Oh sure it is. It's self-serving in many ways for the élites of the South but there is a great legitimacy to it. This is the main problem with pushing sustainable development through an institution like the World Bank that has leverage over the South but no leverage over the North. Because the main problem of sustainability resides in the North. It's the North that's overconsuming. It's the North that's pushed depletion and pollution to unsustainable limits. I think that the South has every reason to be suspicious of the North and what I would really like to see is the South exerting some back pressure on the North and saying 'We recognize the reality of the environmental problems and recognize that we cannot generalize your levels of consumption to the whole world. But don't ask us in the South to take any actions that you have not already taken in the North.'
Is there still room for economic growth in the South'?
I think we have already exceeded the real limits and we are destroying the eco-system already. So in the global sense I really don't think there is room for any more growth anywhere. However given the tremendous disparity between the North and the South it's very difficult just to say 'too bad, you got here too late so you stay poor'. The real way to make room for further growth in the South is to reduce growth in the North. The North should concentrate on efficiency and qualitative development and reduce the level of through-put. Maybe the South for a little while will have to increase physical through-put because of having so many people in such dire poverty. But we are going to pay dearly for that - it's a difficult thing because you are really trading the present for the future and the choices are difficult. If the South were to get serious about limiting population growth and the North were to get serious about limiting consumption that could be the basis of a North-South bargain where each side really did something.
It's very hard to imagine that any of these kinds of changes can take place within a notion of economic life that privileges selfishness.
I think that is ultimately a religious question of treating other people as your brother and sister and not being willing to have too big an inequality. We've escaped from that with the notion that we all grow, grow, grow and the fact that one person has more doesn't mean that someone else is going to have less. That's been an easy buying off of the inequality issue.
If we are reducing the capacity of the earth to support life then I think we just have to recognize that is wrong. People from traditional religions have no difficulty recognizing that. For them life and the world are divine gifts.

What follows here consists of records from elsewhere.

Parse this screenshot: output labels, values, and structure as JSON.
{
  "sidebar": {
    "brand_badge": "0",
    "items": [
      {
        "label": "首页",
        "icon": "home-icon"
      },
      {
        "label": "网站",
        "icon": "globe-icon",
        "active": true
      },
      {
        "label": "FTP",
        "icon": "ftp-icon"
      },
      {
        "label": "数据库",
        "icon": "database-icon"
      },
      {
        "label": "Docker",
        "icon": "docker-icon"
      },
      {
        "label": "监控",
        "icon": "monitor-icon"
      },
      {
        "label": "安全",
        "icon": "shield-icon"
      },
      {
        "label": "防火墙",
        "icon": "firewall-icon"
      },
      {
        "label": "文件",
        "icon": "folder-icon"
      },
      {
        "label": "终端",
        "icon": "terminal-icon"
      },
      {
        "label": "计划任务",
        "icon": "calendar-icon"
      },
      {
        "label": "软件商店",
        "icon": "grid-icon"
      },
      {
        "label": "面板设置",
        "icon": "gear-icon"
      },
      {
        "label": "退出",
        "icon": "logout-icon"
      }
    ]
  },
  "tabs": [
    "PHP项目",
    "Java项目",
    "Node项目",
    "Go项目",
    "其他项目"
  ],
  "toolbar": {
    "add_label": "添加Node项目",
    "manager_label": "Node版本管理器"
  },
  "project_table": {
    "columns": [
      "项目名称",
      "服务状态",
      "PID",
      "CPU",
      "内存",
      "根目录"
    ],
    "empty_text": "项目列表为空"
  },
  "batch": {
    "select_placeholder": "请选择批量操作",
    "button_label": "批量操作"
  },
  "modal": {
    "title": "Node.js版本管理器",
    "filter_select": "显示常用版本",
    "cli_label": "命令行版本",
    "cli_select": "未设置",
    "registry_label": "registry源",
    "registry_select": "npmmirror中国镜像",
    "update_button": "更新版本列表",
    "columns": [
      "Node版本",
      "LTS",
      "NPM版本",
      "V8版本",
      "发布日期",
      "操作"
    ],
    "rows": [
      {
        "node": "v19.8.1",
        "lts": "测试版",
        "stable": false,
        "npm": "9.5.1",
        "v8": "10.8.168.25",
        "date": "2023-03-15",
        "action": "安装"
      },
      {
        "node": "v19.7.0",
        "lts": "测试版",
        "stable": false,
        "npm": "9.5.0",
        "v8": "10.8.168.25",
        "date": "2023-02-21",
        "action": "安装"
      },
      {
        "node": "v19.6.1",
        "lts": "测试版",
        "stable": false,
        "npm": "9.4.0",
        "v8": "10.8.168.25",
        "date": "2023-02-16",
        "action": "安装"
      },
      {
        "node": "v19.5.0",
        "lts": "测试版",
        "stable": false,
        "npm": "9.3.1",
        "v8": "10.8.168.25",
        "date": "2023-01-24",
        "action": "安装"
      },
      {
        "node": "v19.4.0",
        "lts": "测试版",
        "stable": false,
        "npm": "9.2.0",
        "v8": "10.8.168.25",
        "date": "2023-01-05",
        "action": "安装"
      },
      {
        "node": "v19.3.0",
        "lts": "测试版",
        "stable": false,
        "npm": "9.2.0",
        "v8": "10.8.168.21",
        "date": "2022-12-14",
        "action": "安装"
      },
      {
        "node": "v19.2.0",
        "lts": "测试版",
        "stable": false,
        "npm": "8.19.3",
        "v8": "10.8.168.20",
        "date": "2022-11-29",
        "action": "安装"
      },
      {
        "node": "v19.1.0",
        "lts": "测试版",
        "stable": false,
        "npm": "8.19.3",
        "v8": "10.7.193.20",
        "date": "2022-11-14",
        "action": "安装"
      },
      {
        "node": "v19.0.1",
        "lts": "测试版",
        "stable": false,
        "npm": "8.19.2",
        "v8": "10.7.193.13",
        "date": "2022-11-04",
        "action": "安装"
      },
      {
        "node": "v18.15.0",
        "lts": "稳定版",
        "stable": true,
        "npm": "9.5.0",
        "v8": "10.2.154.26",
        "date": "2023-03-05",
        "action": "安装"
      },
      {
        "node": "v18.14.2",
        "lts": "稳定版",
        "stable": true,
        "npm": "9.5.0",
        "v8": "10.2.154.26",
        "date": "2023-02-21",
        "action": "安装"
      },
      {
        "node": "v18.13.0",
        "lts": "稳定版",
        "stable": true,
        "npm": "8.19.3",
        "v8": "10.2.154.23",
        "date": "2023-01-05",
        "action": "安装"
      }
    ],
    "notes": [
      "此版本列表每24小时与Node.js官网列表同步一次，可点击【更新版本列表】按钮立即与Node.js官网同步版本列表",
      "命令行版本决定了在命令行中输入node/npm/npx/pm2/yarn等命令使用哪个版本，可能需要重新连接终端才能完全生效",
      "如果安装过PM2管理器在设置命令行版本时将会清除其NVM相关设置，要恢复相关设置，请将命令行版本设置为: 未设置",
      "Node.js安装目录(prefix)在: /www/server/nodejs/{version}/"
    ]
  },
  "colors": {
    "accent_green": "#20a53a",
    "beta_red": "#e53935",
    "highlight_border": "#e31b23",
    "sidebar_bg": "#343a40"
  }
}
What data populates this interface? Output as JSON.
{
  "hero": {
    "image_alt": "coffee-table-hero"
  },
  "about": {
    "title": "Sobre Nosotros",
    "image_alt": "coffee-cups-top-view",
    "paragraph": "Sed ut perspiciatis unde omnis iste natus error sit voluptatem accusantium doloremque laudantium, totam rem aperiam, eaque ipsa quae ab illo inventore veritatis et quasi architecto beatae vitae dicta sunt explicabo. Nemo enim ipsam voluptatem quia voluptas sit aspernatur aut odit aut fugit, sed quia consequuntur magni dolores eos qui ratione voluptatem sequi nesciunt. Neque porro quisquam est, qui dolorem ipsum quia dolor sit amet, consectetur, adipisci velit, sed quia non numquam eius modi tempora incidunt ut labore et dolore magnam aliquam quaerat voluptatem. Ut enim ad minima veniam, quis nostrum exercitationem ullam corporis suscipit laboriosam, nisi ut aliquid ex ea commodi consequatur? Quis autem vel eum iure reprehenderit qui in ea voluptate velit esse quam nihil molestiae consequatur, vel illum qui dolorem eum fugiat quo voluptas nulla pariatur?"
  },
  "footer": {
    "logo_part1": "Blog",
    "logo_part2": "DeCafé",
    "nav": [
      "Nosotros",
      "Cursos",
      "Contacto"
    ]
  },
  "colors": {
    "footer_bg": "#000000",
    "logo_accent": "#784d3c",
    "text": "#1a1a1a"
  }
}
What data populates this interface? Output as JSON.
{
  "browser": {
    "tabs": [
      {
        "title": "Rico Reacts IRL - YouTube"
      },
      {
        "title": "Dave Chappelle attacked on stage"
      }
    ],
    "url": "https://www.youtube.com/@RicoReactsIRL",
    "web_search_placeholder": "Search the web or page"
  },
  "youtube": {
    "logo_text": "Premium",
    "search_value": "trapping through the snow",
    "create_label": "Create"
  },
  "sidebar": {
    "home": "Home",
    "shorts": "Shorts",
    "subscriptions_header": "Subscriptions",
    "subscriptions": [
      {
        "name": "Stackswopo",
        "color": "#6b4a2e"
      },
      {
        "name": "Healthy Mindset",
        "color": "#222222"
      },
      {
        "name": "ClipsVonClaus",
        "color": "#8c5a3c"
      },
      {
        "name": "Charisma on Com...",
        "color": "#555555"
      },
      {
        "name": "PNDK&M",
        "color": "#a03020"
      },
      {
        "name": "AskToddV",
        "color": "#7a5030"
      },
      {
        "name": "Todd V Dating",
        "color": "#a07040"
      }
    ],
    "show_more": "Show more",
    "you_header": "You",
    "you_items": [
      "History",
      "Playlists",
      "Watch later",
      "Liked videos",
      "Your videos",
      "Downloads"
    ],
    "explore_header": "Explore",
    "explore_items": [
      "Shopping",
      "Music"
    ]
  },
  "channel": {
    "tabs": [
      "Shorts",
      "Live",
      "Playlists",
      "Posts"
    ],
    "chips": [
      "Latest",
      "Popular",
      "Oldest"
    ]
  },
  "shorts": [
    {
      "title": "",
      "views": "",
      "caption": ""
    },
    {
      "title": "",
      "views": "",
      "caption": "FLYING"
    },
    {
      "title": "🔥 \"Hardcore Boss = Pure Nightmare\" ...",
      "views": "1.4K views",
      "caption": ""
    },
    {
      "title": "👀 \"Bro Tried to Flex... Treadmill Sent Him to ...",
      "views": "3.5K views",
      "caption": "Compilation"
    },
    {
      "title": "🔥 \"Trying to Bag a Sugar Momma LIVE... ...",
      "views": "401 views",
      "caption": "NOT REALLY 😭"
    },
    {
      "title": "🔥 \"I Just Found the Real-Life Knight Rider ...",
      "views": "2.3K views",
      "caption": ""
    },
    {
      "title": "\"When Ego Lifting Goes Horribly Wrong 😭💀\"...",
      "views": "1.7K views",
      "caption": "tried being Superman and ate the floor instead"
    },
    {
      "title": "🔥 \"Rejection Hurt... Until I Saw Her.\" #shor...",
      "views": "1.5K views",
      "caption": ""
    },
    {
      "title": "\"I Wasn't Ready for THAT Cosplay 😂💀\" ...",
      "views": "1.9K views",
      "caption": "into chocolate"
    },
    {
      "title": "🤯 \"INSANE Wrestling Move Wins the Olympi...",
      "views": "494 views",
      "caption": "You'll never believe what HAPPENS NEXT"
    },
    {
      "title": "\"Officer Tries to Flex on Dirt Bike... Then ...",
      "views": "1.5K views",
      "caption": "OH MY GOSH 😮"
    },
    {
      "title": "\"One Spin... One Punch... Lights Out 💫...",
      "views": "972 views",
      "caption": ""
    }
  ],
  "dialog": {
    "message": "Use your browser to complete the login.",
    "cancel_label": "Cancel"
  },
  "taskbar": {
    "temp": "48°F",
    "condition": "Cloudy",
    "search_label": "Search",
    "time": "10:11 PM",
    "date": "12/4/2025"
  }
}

Unless we get back to that kind of childlike acceptance of the gift and gratitude for it then I don't see that we are going to be able to base our restraint on anything. I don't see any self-interested rationalistic kind of model that is going to do much for the biosphere.